- **WORK TASK**: Copy out the lines of the material that include the string "Farmer".

┌──

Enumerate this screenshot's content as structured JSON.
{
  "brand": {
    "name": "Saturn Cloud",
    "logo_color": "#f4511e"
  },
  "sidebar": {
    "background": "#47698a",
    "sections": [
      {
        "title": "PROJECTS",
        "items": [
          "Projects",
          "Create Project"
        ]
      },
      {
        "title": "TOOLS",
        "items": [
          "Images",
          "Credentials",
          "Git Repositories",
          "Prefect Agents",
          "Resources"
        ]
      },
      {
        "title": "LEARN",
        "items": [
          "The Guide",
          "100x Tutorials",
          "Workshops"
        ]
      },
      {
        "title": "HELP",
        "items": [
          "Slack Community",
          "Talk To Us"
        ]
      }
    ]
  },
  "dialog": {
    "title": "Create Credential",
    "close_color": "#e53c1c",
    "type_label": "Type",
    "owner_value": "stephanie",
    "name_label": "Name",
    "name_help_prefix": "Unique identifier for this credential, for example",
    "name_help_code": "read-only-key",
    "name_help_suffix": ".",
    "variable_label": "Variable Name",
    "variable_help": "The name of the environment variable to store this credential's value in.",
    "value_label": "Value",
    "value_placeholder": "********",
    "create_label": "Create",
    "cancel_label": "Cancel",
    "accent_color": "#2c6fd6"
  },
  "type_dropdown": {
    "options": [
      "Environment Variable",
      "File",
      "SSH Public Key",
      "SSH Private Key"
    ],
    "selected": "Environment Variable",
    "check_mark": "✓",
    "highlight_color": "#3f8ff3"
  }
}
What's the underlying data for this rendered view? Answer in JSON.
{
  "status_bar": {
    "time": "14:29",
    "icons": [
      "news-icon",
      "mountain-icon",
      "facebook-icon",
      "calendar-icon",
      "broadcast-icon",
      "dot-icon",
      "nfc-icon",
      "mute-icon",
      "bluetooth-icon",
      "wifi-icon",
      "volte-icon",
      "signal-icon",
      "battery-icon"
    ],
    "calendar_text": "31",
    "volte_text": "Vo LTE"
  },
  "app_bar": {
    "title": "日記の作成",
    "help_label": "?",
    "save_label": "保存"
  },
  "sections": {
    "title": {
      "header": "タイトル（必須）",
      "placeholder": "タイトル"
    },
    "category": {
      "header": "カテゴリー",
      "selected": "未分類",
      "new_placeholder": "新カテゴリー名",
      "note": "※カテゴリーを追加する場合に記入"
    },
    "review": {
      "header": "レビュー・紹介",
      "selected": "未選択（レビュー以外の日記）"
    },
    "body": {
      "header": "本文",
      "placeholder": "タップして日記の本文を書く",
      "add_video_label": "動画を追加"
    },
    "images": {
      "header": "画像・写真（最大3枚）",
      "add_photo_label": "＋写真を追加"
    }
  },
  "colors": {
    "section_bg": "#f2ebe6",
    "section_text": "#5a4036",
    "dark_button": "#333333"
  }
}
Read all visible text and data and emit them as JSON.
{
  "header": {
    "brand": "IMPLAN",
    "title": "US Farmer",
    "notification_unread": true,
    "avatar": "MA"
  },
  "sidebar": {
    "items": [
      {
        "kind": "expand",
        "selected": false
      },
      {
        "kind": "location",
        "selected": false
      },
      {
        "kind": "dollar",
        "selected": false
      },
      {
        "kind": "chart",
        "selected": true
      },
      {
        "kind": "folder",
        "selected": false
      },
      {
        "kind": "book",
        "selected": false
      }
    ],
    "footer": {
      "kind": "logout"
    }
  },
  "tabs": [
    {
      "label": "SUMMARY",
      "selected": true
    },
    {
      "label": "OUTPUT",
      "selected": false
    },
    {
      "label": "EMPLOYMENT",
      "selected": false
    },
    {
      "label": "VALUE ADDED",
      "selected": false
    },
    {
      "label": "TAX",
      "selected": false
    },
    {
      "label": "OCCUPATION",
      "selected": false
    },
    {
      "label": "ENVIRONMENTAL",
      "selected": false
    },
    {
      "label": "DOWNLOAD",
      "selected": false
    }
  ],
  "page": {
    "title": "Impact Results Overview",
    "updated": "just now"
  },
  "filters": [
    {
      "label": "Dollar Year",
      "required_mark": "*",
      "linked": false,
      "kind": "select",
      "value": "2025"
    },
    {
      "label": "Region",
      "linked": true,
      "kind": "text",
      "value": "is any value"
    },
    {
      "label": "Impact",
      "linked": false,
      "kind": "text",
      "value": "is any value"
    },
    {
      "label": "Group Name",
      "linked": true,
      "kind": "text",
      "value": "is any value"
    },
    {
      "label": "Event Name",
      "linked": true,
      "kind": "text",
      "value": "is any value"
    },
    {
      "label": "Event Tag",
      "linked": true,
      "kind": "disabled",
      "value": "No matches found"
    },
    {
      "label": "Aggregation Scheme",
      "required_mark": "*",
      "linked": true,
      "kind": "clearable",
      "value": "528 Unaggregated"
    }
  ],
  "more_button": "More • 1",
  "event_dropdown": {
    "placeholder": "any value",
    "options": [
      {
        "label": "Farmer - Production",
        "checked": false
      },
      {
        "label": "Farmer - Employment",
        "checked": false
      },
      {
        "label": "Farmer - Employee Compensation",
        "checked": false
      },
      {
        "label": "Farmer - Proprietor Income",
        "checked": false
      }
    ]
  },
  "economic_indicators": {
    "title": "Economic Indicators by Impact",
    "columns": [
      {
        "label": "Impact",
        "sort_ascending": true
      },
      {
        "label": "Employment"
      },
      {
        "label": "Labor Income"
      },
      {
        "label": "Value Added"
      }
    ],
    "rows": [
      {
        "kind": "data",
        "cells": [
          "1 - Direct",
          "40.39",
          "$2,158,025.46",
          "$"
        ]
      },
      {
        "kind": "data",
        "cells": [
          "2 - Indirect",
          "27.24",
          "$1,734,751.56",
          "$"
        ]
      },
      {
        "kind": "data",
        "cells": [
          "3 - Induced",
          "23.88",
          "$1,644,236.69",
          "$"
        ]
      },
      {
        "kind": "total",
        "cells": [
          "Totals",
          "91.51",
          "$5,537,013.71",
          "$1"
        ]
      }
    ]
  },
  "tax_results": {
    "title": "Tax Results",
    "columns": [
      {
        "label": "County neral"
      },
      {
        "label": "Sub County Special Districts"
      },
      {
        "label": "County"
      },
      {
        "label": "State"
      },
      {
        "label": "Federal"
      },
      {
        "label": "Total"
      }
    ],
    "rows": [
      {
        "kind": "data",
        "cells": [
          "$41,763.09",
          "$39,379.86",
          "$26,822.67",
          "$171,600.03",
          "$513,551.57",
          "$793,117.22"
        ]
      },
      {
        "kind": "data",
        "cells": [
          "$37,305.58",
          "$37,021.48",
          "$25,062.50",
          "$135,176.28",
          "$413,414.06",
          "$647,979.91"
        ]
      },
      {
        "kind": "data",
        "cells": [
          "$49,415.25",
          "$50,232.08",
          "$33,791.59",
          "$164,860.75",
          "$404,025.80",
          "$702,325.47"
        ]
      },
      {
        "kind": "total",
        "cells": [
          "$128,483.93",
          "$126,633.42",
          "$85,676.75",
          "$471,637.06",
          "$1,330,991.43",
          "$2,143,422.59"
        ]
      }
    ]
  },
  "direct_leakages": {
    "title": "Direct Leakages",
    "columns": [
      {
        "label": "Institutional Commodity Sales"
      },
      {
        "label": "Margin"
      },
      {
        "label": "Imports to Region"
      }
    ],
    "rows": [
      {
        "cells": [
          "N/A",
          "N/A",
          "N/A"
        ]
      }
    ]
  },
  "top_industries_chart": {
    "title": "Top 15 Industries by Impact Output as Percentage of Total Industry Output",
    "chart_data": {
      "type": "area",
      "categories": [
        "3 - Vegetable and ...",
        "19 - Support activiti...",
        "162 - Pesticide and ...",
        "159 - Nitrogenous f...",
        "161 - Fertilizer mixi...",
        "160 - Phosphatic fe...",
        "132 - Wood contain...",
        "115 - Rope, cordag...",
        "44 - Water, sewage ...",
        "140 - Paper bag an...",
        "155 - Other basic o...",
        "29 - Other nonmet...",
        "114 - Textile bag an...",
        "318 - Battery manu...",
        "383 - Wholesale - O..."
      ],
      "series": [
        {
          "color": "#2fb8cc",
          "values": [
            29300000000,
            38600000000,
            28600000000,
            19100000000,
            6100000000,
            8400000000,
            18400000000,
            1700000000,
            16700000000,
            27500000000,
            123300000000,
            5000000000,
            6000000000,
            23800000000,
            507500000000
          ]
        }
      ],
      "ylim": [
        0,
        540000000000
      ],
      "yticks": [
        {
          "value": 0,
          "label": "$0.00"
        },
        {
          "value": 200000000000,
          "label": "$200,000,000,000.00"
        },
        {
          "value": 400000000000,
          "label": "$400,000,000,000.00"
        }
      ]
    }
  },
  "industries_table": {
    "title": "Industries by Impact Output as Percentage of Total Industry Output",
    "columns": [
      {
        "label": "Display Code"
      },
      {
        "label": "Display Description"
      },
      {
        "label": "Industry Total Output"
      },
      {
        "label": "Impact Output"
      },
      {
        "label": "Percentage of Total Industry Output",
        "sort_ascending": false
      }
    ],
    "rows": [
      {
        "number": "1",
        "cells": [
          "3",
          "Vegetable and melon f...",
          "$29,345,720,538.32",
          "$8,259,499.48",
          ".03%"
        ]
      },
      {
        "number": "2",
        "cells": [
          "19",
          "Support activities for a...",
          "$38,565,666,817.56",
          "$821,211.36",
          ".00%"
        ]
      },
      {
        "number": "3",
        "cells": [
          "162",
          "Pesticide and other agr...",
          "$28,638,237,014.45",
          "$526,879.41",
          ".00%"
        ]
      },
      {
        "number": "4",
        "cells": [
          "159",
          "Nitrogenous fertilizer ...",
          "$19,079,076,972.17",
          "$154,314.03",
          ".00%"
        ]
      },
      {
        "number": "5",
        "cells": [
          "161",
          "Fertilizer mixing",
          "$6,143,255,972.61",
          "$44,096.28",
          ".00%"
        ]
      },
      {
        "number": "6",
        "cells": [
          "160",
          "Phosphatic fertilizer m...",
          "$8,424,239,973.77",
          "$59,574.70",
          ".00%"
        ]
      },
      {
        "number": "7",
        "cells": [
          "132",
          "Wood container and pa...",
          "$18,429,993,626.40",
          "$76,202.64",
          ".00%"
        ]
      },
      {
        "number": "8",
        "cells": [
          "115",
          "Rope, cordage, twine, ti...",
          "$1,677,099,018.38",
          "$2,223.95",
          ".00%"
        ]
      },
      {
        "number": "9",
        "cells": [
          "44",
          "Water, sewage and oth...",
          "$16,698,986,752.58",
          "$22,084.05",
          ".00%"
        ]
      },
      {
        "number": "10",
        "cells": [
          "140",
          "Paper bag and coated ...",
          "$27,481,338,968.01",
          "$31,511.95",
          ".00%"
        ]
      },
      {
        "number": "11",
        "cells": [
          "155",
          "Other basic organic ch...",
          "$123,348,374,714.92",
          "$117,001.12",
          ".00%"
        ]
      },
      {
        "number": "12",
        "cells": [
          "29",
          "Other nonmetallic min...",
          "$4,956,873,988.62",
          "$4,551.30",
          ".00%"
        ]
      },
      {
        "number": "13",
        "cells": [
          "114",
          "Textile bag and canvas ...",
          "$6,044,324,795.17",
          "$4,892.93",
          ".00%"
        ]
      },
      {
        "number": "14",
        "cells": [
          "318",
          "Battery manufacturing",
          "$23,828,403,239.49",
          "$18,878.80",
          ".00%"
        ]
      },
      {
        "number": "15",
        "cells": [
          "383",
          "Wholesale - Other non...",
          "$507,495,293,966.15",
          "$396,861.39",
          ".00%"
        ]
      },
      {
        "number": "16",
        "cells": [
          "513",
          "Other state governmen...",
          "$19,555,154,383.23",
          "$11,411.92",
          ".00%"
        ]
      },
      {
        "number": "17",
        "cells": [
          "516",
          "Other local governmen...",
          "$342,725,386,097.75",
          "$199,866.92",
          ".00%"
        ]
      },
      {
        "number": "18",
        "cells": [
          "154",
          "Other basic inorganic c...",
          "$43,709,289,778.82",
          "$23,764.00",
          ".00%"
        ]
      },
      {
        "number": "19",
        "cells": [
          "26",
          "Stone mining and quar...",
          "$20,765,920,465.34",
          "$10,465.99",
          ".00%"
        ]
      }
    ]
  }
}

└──

- **PROBLEM SOLUTION**:
    "title": "US Farmer",
        "label": "Farmer - Production",
        "label": "Farmer - Employment",
        "label": "Farmer - Employee Compensation",
        "label": "Farmer - Proprietor Income",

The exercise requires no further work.